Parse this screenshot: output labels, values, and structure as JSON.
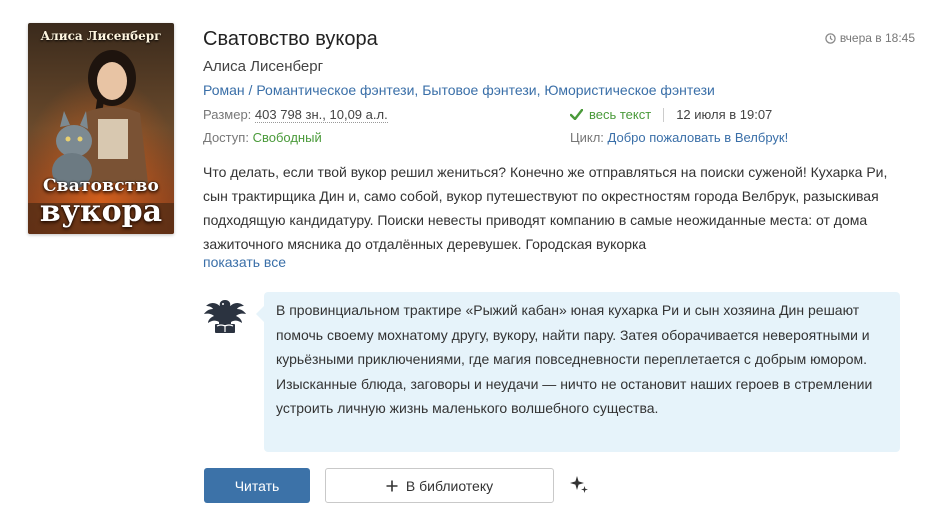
{
  "book": {
    "title": "Сватовство вукора",
    "author": "Алиса Лисенберг",
    "genres": [
      "Роман",
      "Романтическое фэнтези",
      "Бытовое фэнтези",
      "Юмористическое фэнтези"
    ],
    "genre_sep1": " / ",
    "genre_sep2": ", ",
    "genre_sep3": ", ",
    "date": "вчера в 18:45",
    "size_label": "Размер:",
    "size_value": "403 798 зн., 10,09 а.л.",
    "access_label": "Доступ:",
    "access_value": "Свободный",
    "fulltext_label": "весь текст",
    "fulltext_date": "12 июля в 19:07",
    "cycle_label": "Цикл:",
    "cycle_value": "Добро пожаловать в Велбрук!",
    "description": "Что делать, если твой вукор решил жениться? Конечно же отправляться на поиски суженой! Кухарка Ри, сын трактирщика Дин и, само собой, вукор путешествуют по окрестностям города Велбрук, разыскивая подходящую кандидатуру. Поиски невесты приводят компанию в самые неожиданные места: от дома зажиточного мясника до отдалённых деревушек. Городская вукорка",
    "show_all": "показать все",
    "annotation": "В провинциальном трактире «Рыжий кабан» юная кухарка Ри и сын хозяина Дин решают помочь своему мохнатому другу, вукору, найти пару. Затея оборачивается невероятными и курьёзными приключениями, где магия повседневности переплетается с добрым юмором. Изысканные блюда, заговоры и неудачи — ничто не остановит наших героев в стремлении устроить личную жизнь маленького волшебного существа."
  },
  "cover": {
    "author_text": "Алиса Лисенберг",
    "title_line1": "Сватовство",
    "title_line2": "вукора"
  },
  "actions": {
    "read_label": "Читать",
    "library_label": "В библиотеку"
  },
  "icons": {
    "clock": "clock-icon",
    "check": "check-icon",
    "annotation_logo": "eagle-book-icon",
    "plus": "plus-icon",
    "sparkle": "sparkle-icon"
  },
  "colors": {
    "link": "#3a6fa8",
    "access_green": "#4a9a3a",
    "read_button": "#3c72a8",
    "annotation_bg": "#e6f3fa"
  }
}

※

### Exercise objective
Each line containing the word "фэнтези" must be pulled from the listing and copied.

### Expected output
      "Романтическое фэнтези",
      "Бытовое фэнтези",
      "Юмористическое фэнтези"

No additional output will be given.